───── Records for this exercise ─────
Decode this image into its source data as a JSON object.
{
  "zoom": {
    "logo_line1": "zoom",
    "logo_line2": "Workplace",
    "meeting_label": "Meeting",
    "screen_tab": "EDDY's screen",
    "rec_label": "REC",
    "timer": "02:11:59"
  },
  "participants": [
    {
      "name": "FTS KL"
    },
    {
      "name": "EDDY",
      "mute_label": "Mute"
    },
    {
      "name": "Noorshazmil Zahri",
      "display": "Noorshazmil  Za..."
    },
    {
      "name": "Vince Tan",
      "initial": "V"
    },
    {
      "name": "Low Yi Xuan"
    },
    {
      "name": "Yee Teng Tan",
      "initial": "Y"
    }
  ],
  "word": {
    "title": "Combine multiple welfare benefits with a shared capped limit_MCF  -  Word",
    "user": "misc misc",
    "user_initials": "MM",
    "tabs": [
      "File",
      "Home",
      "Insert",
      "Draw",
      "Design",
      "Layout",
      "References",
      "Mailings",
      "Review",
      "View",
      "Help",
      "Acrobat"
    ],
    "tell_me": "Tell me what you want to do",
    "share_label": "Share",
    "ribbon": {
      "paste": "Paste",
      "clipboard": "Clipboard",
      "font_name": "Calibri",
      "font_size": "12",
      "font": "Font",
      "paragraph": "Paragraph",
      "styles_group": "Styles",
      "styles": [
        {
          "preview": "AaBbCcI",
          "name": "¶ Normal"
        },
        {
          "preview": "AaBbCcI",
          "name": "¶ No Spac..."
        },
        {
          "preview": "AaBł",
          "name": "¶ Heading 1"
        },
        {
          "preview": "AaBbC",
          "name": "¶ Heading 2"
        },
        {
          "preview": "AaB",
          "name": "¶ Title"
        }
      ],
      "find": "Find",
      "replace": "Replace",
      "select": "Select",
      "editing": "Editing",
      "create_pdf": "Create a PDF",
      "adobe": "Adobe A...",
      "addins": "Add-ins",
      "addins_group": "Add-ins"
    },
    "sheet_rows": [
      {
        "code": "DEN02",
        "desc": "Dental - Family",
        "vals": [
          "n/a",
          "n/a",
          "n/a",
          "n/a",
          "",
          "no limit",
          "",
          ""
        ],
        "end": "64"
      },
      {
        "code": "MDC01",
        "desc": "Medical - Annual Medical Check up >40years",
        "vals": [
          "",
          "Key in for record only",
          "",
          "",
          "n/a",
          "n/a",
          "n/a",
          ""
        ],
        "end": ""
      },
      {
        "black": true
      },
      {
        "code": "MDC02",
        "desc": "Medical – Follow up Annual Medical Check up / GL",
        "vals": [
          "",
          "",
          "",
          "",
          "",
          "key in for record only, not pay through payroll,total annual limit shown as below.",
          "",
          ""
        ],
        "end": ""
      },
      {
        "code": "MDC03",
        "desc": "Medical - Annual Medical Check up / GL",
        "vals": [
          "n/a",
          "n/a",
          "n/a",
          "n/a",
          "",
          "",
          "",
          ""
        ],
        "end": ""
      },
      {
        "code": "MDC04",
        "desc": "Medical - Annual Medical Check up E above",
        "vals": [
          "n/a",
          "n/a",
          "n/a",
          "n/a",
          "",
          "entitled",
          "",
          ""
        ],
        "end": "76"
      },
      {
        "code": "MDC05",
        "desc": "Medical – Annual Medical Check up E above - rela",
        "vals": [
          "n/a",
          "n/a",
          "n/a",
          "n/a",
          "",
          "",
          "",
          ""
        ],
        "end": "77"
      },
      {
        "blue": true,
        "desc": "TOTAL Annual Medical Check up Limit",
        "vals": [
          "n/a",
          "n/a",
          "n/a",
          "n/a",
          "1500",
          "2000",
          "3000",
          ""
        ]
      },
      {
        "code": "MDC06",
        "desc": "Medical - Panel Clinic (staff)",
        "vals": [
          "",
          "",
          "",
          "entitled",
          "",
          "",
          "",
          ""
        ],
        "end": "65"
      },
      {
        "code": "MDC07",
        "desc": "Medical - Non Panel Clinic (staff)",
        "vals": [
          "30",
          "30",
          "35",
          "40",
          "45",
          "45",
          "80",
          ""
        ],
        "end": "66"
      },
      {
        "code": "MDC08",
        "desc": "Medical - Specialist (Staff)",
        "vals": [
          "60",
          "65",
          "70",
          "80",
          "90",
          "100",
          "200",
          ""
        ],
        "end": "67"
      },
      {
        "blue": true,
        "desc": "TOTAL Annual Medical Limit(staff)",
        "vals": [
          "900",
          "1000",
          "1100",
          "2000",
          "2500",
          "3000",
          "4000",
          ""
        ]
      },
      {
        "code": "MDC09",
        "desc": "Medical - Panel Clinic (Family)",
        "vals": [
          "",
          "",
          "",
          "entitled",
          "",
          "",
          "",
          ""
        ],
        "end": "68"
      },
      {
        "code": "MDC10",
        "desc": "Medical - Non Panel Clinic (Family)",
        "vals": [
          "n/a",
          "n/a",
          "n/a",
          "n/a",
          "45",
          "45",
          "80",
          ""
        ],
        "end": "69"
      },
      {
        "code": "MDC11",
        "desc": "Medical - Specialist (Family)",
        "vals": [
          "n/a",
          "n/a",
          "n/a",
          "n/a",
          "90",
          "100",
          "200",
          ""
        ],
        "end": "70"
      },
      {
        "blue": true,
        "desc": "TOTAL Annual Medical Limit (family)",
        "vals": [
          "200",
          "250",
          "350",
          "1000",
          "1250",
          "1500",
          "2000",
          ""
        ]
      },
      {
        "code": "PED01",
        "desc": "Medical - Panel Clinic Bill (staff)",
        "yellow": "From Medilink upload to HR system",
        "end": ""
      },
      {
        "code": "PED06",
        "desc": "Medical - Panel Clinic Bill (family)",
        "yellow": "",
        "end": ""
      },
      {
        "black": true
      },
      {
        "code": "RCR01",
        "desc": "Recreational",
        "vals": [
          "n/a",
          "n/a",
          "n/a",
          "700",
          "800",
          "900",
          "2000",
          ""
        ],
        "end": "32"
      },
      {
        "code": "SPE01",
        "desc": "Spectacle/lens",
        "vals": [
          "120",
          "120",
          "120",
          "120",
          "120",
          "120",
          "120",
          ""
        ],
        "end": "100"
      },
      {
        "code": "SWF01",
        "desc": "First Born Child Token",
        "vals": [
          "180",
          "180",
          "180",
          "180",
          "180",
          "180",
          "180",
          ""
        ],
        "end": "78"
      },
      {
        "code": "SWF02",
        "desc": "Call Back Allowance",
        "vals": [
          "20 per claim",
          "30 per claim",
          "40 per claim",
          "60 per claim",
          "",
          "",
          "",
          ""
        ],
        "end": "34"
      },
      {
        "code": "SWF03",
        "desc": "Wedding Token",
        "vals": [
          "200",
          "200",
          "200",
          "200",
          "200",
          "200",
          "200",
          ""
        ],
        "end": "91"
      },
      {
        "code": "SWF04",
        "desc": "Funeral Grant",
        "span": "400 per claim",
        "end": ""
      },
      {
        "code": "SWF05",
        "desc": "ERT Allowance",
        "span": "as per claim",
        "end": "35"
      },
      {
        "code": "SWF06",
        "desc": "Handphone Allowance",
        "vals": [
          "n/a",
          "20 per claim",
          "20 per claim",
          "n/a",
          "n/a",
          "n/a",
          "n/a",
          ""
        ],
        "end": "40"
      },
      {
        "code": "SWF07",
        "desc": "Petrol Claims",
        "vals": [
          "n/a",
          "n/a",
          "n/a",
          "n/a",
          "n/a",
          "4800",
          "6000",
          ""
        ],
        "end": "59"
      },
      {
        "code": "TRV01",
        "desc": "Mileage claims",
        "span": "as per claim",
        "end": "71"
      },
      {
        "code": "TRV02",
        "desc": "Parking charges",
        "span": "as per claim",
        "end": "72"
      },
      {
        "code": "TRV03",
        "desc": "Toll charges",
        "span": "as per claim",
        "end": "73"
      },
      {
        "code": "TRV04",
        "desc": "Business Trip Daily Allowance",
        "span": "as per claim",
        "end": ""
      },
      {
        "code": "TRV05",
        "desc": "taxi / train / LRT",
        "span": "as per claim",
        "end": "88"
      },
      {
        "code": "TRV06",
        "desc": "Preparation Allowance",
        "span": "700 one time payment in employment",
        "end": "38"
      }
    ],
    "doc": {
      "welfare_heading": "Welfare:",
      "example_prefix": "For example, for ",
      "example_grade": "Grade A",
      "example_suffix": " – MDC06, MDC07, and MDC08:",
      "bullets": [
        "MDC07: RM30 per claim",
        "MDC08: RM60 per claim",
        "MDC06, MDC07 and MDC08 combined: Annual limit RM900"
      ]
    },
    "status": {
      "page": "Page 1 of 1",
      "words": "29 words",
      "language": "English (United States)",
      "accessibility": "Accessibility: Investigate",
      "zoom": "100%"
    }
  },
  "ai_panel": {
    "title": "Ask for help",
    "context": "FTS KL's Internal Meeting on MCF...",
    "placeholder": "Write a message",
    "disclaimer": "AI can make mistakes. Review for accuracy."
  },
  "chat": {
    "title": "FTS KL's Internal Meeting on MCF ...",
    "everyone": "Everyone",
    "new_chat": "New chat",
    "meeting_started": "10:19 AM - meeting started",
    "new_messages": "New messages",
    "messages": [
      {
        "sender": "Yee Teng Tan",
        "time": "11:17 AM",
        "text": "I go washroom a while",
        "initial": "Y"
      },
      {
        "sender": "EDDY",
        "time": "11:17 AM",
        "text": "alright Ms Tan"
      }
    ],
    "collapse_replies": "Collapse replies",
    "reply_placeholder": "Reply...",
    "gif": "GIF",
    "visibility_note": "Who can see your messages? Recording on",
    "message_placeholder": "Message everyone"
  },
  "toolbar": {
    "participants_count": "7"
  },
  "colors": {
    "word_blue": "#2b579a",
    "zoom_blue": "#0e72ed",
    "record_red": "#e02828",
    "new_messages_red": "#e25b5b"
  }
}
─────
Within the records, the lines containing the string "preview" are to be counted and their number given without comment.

5